── Recorded data ──
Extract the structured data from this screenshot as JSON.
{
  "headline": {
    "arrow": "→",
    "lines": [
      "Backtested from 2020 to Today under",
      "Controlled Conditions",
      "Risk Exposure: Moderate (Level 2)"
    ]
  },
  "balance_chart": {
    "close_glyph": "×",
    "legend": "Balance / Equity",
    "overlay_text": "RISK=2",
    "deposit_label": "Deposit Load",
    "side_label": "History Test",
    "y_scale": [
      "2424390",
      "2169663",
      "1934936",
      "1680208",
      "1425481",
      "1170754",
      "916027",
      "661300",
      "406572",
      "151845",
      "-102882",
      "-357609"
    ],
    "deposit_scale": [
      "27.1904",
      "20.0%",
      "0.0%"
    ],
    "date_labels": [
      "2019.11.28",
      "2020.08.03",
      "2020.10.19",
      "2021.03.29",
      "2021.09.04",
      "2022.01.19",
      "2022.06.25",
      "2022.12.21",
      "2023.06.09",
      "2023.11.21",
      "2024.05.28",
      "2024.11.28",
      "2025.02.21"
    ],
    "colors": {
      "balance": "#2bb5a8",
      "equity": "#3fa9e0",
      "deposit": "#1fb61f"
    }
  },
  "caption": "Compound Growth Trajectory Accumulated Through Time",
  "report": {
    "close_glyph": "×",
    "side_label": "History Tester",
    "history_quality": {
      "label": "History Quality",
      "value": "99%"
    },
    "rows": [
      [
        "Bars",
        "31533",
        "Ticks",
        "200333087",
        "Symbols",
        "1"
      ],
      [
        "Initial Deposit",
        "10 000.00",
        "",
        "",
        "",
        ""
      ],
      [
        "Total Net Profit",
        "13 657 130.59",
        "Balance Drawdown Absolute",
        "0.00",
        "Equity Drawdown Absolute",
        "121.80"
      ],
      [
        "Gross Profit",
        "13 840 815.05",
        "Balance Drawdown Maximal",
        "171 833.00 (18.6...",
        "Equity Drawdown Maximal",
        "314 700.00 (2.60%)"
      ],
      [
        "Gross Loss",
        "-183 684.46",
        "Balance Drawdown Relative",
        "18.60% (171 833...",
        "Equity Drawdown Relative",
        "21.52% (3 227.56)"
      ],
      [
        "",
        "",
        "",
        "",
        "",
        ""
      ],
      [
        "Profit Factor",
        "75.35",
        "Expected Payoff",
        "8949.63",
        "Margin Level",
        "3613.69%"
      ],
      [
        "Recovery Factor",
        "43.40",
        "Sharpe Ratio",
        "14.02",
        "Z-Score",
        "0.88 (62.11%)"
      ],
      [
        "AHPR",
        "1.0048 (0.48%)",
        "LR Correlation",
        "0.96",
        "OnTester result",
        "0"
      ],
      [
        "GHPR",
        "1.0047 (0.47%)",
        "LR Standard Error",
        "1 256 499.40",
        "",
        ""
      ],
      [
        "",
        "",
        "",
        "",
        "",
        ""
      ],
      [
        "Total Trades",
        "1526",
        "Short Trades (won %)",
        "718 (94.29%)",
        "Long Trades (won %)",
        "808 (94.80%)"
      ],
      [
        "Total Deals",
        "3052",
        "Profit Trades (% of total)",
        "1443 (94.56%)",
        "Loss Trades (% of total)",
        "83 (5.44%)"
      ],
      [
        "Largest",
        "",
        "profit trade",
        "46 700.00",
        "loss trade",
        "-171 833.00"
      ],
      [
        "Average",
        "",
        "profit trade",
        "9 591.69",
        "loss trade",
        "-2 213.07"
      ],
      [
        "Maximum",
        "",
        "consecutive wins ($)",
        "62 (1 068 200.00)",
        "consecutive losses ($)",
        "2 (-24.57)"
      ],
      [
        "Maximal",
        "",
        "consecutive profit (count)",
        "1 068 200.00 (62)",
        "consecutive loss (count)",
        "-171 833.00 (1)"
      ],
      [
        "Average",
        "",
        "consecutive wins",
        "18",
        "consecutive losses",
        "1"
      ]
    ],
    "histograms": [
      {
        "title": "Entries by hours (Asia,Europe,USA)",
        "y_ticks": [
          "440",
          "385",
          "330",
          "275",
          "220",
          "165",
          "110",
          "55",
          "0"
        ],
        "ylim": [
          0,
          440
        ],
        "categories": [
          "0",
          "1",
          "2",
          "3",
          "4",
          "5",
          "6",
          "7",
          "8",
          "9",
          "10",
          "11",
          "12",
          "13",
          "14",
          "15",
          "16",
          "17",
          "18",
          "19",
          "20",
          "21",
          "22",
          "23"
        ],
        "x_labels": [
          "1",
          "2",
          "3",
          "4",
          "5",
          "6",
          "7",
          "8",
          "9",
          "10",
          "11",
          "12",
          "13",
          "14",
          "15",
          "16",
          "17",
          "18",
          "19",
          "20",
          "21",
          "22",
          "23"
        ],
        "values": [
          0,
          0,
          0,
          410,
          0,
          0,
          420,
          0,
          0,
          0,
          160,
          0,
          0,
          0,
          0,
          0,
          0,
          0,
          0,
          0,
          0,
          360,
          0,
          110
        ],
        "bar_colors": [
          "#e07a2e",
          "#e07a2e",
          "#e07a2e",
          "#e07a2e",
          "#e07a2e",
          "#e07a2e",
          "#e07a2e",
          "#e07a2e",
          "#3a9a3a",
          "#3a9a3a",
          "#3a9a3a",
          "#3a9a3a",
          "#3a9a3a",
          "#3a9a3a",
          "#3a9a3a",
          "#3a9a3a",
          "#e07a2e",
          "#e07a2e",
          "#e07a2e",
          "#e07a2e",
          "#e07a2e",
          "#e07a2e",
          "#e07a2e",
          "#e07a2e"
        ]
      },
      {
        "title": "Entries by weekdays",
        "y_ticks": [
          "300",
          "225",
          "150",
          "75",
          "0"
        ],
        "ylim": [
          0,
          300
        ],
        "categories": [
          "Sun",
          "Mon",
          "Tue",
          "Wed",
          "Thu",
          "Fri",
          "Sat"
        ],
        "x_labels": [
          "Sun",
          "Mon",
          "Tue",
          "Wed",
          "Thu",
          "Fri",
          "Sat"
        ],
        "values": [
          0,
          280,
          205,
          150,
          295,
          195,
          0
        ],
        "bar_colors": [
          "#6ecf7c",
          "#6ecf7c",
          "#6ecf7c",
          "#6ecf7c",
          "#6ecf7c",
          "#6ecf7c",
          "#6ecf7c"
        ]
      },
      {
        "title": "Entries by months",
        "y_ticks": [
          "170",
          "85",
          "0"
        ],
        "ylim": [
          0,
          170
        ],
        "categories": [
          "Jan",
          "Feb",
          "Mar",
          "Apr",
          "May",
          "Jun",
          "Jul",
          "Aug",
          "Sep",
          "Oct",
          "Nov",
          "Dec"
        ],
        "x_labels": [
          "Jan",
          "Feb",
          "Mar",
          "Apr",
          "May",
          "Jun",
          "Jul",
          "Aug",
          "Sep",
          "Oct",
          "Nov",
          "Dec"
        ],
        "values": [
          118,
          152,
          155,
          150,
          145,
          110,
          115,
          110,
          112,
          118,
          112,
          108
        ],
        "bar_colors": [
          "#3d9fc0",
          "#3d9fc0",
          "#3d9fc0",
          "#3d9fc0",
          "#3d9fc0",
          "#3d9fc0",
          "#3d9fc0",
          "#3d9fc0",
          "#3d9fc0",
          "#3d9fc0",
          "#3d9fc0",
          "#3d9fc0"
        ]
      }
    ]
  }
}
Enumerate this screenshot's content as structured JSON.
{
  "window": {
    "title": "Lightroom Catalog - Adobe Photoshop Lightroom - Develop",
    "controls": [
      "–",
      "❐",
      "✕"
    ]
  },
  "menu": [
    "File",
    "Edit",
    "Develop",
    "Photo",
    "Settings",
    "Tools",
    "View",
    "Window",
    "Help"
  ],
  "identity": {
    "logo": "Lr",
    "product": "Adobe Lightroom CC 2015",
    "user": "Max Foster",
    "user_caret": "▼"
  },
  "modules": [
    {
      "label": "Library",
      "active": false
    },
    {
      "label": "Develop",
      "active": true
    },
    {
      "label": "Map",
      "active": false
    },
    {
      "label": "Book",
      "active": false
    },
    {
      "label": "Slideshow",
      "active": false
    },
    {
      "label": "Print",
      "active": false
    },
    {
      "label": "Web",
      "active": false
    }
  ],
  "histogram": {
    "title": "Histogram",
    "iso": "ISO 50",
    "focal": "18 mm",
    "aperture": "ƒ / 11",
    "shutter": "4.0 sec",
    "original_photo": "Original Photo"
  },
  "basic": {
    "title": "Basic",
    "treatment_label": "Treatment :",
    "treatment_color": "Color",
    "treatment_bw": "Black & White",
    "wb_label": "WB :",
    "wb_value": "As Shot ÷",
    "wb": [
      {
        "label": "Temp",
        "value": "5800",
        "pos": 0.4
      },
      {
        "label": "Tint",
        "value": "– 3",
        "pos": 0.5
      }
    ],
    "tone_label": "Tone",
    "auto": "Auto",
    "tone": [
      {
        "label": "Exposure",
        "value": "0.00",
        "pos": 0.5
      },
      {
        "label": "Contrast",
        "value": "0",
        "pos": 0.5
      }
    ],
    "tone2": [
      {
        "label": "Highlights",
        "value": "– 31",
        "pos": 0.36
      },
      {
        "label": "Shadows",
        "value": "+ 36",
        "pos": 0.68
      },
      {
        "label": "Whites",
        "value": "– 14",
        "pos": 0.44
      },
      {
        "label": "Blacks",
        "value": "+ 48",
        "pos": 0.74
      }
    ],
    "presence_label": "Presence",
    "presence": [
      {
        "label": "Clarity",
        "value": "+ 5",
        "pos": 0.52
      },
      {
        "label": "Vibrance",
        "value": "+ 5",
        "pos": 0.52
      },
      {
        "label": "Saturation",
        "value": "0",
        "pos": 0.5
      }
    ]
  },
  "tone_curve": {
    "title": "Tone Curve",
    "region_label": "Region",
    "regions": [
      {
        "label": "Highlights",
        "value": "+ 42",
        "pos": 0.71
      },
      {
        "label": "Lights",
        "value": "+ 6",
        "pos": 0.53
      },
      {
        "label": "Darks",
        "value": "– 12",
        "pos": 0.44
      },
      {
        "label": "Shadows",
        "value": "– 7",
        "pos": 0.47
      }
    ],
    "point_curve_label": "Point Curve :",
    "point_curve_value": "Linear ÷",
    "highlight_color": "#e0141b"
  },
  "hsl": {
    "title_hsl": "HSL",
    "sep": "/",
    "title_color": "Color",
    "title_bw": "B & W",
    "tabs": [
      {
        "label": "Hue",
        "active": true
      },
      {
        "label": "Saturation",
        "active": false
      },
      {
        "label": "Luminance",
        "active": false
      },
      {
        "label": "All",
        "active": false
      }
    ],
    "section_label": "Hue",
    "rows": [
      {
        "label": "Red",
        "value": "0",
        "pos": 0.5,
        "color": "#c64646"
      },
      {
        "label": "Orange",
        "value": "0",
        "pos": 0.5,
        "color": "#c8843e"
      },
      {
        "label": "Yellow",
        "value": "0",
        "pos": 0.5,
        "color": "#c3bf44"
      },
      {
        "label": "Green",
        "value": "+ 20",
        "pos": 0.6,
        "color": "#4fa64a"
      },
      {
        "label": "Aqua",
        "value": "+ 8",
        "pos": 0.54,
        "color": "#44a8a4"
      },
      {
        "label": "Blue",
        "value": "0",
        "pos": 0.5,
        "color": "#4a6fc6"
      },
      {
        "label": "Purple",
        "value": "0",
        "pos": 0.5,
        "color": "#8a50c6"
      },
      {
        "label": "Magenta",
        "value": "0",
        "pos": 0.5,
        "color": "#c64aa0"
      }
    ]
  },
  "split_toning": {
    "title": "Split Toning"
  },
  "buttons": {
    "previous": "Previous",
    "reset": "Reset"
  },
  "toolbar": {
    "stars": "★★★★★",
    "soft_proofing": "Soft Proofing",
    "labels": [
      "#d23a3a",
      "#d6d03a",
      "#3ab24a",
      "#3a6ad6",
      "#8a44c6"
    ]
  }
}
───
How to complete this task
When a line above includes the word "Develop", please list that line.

Response box
    "title": "Lightroom Catalog - Adobe Photoshop Lightroom - Develop",
    "Develop",
      "label": "Develop",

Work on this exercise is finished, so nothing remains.